[TASK DESCRIPTION]
Set down the entries below exactly; drop the pictures.

** RECORDS SHOWN follows **

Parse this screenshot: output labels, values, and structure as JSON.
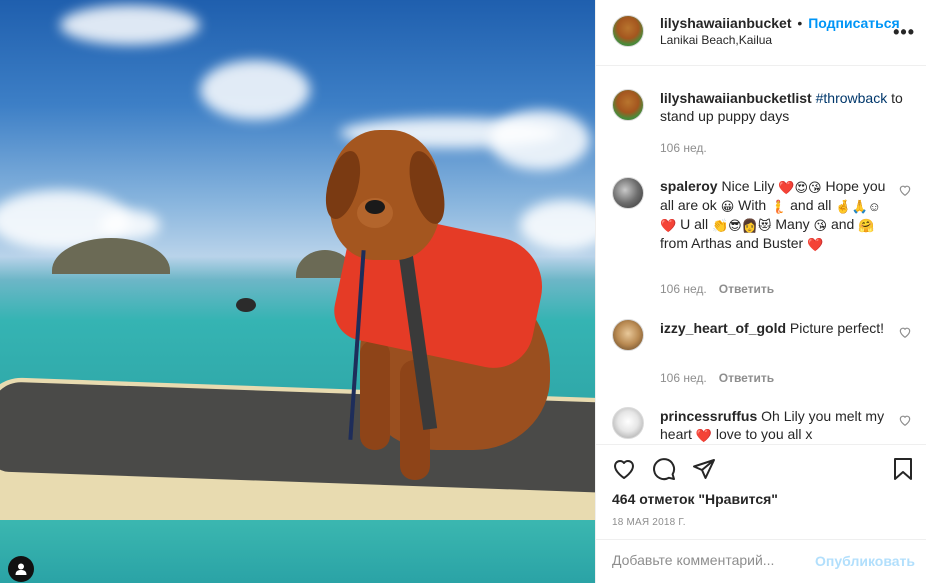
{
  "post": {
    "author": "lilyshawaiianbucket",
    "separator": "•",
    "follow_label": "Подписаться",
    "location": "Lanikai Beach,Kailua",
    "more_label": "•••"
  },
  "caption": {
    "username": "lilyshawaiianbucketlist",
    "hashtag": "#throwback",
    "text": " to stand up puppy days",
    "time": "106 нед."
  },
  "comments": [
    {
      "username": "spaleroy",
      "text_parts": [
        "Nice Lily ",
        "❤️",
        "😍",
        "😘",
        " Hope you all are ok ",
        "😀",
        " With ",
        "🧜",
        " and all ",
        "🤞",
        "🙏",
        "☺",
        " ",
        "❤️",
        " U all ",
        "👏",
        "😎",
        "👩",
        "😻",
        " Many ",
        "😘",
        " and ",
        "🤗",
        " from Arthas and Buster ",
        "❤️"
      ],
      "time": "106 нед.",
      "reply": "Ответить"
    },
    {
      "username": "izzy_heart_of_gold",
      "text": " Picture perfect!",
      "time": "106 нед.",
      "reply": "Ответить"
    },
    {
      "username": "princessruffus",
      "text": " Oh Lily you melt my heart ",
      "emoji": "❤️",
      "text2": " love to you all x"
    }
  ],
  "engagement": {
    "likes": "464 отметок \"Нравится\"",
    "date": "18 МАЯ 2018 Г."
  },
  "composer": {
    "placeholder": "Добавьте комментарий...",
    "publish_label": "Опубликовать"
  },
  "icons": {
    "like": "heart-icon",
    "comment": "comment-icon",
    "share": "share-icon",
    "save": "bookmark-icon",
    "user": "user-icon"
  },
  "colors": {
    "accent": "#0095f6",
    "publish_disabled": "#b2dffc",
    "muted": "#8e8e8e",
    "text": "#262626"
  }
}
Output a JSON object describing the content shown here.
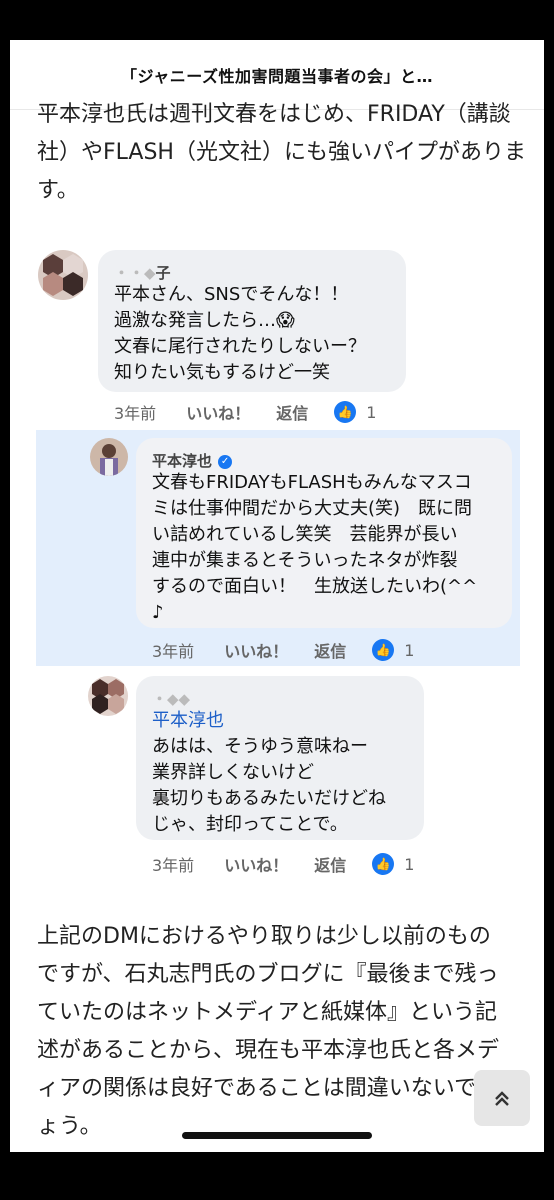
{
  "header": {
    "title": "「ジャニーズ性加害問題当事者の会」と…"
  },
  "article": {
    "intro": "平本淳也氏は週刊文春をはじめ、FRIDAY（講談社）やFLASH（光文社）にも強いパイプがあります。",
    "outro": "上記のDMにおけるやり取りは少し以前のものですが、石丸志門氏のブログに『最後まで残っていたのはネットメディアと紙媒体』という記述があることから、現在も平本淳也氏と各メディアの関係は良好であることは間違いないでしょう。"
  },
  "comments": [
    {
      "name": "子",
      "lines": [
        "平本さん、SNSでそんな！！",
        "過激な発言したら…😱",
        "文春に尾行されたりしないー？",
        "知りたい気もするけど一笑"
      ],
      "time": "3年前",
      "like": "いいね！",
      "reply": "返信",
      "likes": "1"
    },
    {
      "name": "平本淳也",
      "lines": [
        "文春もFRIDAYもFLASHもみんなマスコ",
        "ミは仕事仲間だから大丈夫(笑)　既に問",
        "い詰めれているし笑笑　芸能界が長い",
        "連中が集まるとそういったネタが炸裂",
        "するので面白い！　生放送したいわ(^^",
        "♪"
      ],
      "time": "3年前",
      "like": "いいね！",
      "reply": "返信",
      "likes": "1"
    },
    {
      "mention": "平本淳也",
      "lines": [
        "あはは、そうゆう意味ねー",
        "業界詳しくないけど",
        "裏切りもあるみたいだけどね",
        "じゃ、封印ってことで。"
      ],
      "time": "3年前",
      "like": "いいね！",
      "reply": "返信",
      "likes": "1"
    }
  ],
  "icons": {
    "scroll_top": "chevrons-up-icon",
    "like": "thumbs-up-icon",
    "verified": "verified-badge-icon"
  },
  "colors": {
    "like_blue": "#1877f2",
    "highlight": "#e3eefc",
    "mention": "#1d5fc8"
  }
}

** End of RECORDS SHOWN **

[RESULT OF THE EXERCISE]
Parse this screenshot: output labels, values, and structure as JSON.
{
  "post": {
    "author": "lilyshawaiianbucket",
    "separator": "•",
    "follow_label": "Подписаться",
    "location": "Lanikai Beach,Kailua",
    "more_label": "•••"
  },
  "caption": {
    "username": "lilyshawaiianbucketlist",
    "hashtag": "#throwback",
    "text": " to stand up puppy days",
    "time": "106 нед."
  },
  "comments": [
    {
      "username": "spaleroy",
      "text_parts": [
        "Nice Lily ",
        "❤️",
        "😍",
        "😘",
        " Hope you all are ok ",
        "😀",
        " With ",
        "🧜",
        " and all ",
        "🤞",
        "🙏",
        "☺",
        " ",
        "❤️",
        " U all ",
        "👏",
        "😎",
        "👩",
        "😻",
        " Many ",
        "😘",
        " and ",
        "🤗",
        " from Arthas and Buster ",
        "❤️"
      ],
      "time": "106 нед.",
      "reply": "Ответить"
    },
    {
      "username": "izzy_heart_of_gold",
      "text": " Picture perfect!",
      "time": "106 нед.",
      "reply": "Ответить"
    },
    {
      "username": "princessruffus",
      "text": " Oh Lily you melt my heart ",
      "emoji": "❤️",
      "text2": " love to you all x"
    }
  ],
  "engagement": {
    "likes": "464 отметок \"Нравится\"",
    "date": "18 МАЯ 2018 Г."
  },
  "composer": {
    "placeholder": "Добавьте комментарий...",
    "publish_label": "Опубликовать"
  },
  "icons": {
    "like": "heart-icon",
    "comment": "comment-icon",
    "share": "share-icon",
    "save": "bookmark-icon",
    "user": "user-icon"
  },
  "colors": {
    "accent": "#0095f6",
    "publish_disabled": "#b2dffc",
    "muted": "#8e8e8e",
    "text": "#262626"
  }
}
Output a JSON object describing the content shown here.
{
  "header": {
    "title": "「ジャニーズ性加害問題当事者の会」と…"
  },
  "article": {
    "intro": "平本淳也氏は週刊文春をはじめ、FRIDAY（講談社）やFLASH（光文社）にも強いパイプがあります。",
    "outro": "上記のDMにおけるやり取りは少し以前のものですが、石丸志門氏のブログに『最後まで残っていたのはネットメディアと紙媒体』という記述があることから、現在も平本淳也氏と各メディアの関係は良好であることは間違いないでしょう。"
  },
  "comments": [
    {
      "name": "子",
      "lines": [
        "平本さん、SNSでそんな！！",
        "過激な発言したら…😱",
        "文春に尾行されたりしないー？",
        "知りたい気もするけど一笑"
      ],
      "time": "3年前",
      "like": "いいね！",
      "reply": "返信",
      "likes": "1"
    },
    {
      "name": "平本淳也",
      "lines": [
        "文春もFRIDAYもFLASHもみんなマスコ",
        "ミは仕事仲間だから大丈夫(笑)　既に問",
        "い詰めれているし笑笑　芸能界が長い",
        "連中が集まるとそういったネタが炸裂",
        "するので面白い！　生放送したいわ(^^",
        "♪"
      ],
      "time": "3年前",
      "like": "いいね！",
      "reply": "返信",
      "likes": "1"
    },
    {
      "mention": "平本淳也",
      "lines": [
        "あはは、そうゆう意味ねー",
        "業界詳しくないけど",
        "裏切りもあるみたいだけどね",
        "じゃ、封印ってことで。"
      ],
      "time": "3年前",
      "like": "いいね！",
      "reply": "返信",
      "likes": "1"
    }
  ],
  "icons": {
    "scroll_top": "chevrons-up-icon",
    "like": "thumbs-up-icon",
    "verified": "verified-badge-icon"
  },
  "colors": {
    "like_blue": "#1877f2",
    "highlight": "#e3eefc",
    "mention": "#1d5fc8"
  }
}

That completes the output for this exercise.